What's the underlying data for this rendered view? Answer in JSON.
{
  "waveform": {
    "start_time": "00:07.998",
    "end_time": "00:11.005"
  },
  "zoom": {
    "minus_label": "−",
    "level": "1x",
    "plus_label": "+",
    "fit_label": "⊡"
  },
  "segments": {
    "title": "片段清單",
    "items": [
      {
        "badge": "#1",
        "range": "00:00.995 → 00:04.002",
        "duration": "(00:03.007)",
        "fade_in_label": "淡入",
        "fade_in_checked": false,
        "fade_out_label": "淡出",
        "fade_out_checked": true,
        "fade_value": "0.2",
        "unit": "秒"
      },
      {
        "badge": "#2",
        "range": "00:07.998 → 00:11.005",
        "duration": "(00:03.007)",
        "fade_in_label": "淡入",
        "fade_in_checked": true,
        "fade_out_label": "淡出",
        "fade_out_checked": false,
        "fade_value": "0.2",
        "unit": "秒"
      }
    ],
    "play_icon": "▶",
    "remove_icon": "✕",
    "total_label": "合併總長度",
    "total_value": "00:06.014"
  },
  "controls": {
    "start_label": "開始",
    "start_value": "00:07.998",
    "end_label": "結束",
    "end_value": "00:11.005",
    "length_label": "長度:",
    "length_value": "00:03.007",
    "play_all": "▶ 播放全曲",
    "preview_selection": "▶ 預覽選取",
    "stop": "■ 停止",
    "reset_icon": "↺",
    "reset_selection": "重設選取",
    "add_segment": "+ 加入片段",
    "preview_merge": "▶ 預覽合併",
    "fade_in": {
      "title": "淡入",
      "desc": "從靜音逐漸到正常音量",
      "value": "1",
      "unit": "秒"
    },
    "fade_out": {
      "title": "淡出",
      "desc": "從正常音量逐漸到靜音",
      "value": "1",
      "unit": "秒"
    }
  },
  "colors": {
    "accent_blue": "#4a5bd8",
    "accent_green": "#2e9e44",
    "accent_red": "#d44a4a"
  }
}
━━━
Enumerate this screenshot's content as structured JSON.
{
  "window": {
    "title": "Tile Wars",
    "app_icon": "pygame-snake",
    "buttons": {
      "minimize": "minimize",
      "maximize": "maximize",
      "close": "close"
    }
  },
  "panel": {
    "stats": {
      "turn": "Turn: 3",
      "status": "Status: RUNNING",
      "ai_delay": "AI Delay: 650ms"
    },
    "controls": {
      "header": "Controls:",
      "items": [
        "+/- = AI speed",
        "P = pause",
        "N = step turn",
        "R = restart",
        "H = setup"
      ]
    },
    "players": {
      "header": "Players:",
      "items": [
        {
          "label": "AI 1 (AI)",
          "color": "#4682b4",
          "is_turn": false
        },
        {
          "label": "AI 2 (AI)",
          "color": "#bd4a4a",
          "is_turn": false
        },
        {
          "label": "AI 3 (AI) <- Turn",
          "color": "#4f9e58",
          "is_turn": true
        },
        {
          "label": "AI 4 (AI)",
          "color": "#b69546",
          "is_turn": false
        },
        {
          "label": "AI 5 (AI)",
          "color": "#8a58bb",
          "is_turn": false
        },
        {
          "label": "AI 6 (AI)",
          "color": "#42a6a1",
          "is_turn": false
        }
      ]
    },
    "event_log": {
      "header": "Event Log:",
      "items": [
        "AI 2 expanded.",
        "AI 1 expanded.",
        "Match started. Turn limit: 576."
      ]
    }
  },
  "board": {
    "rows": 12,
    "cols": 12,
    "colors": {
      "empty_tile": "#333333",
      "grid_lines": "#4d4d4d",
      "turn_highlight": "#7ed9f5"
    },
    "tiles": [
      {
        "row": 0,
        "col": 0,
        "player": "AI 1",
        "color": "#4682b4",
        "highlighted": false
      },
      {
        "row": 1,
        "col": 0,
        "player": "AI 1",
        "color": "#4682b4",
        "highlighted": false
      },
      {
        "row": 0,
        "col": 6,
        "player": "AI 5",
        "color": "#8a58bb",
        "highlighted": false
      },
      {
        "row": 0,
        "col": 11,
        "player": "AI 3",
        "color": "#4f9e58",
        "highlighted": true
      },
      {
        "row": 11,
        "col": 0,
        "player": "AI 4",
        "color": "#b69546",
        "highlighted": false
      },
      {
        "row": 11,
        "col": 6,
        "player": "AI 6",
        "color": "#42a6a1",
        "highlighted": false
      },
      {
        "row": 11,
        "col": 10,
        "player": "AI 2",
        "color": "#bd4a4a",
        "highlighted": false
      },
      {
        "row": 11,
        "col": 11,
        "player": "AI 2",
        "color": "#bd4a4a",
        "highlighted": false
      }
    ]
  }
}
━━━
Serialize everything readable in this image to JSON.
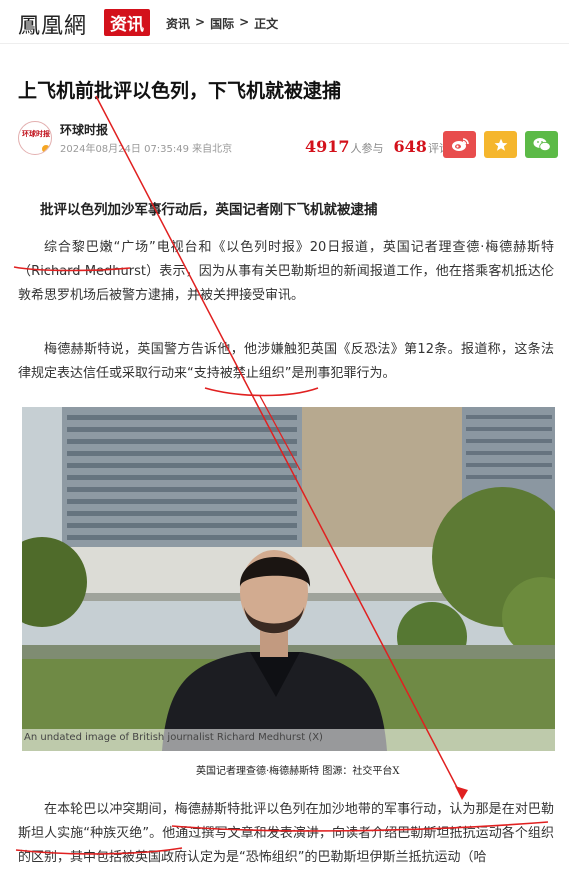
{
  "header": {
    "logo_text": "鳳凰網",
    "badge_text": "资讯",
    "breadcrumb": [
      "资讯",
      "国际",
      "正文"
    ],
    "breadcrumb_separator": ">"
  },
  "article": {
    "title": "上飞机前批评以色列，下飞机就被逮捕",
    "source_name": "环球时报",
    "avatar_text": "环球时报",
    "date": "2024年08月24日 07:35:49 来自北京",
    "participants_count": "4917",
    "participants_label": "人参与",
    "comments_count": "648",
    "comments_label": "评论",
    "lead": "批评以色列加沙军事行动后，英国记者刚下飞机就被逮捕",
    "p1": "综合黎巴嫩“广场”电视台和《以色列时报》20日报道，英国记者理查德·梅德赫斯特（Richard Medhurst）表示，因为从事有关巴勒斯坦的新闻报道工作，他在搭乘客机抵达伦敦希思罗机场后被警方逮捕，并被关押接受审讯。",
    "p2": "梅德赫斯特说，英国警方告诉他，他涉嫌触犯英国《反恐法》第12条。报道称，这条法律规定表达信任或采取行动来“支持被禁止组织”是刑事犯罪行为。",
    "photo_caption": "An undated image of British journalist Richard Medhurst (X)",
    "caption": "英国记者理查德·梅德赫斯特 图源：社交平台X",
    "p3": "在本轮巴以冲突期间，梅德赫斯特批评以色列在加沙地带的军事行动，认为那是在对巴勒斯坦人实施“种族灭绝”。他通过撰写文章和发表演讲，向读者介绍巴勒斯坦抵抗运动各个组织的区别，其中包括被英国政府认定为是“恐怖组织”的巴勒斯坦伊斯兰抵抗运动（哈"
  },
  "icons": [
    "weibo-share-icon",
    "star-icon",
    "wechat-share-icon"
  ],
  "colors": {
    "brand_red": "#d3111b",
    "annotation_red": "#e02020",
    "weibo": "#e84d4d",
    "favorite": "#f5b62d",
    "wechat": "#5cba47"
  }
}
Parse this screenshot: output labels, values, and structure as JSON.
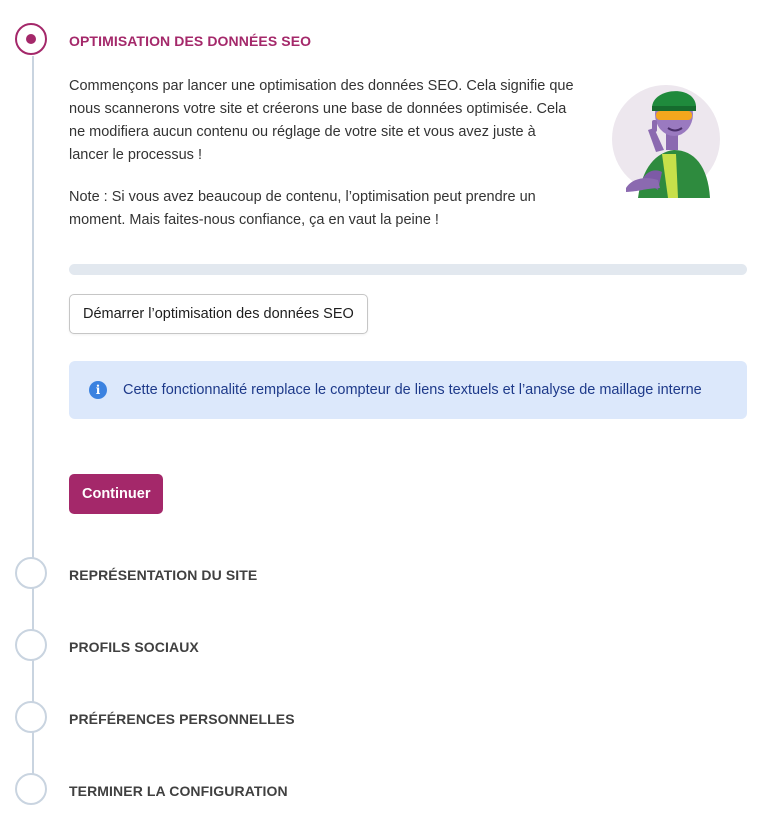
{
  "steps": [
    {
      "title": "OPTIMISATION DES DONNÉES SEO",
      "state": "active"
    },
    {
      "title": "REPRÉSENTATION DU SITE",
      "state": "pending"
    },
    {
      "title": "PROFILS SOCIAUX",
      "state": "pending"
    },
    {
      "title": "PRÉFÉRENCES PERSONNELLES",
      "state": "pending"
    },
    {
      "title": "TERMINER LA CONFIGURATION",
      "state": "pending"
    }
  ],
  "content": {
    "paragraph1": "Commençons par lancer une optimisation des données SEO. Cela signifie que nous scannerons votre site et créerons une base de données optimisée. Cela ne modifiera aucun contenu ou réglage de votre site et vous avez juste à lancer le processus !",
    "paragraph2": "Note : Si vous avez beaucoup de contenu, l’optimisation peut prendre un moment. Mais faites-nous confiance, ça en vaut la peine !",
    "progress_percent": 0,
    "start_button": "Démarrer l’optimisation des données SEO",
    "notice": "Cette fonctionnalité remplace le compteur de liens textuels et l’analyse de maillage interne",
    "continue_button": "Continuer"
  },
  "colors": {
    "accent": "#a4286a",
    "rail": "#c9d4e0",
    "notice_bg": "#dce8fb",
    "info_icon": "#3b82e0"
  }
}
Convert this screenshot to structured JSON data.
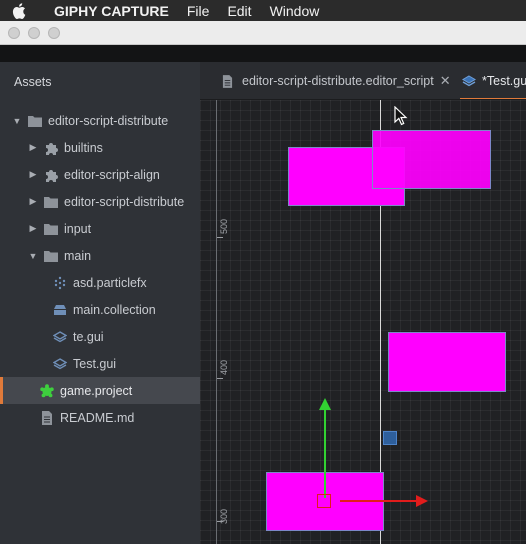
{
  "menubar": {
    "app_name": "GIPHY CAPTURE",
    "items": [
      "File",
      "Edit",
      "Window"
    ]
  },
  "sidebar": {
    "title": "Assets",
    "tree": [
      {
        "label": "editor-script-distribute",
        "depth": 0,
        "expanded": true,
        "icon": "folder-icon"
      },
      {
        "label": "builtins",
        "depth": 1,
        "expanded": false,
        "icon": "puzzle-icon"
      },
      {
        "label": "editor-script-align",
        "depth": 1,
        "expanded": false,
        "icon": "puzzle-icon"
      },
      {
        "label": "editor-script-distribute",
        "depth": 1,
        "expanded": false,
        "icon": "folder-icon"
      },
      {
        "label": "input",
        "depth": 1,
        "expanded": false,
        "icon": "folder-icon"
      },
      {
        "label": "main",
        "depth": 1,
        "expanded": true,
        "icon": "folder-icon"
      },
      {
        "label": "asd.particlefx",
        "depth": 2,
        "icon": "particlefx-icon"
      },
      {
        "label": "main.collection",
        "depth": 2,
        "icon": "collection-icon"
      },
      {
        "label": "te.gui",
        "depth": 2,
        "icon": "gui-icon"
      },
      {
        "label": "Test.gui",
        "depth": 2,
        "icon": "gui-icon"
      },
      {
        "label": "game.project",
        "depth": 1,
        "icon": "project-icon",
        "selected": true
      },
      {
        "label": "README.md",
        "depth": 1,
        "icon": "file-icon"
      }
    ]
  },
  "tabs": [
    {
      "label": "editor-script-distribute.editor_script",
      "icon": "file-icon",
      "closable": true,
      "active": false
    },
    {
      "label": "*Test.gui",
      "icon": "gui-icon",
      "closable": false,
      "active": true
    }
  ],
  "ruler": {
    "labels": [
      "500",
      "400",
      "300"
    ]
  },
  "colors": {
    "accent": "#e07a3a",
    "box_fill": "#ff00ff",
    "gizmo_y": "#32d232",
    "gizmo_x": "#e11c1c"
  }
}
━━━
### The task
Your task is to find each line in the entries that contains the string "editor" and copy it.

### Reply to the exercise
        "label": "editor-script-distribute",
        "label": "editor-script-align",
        "label": "editor-script-distribute",
      "label": "editor-script-distribute.editor_script",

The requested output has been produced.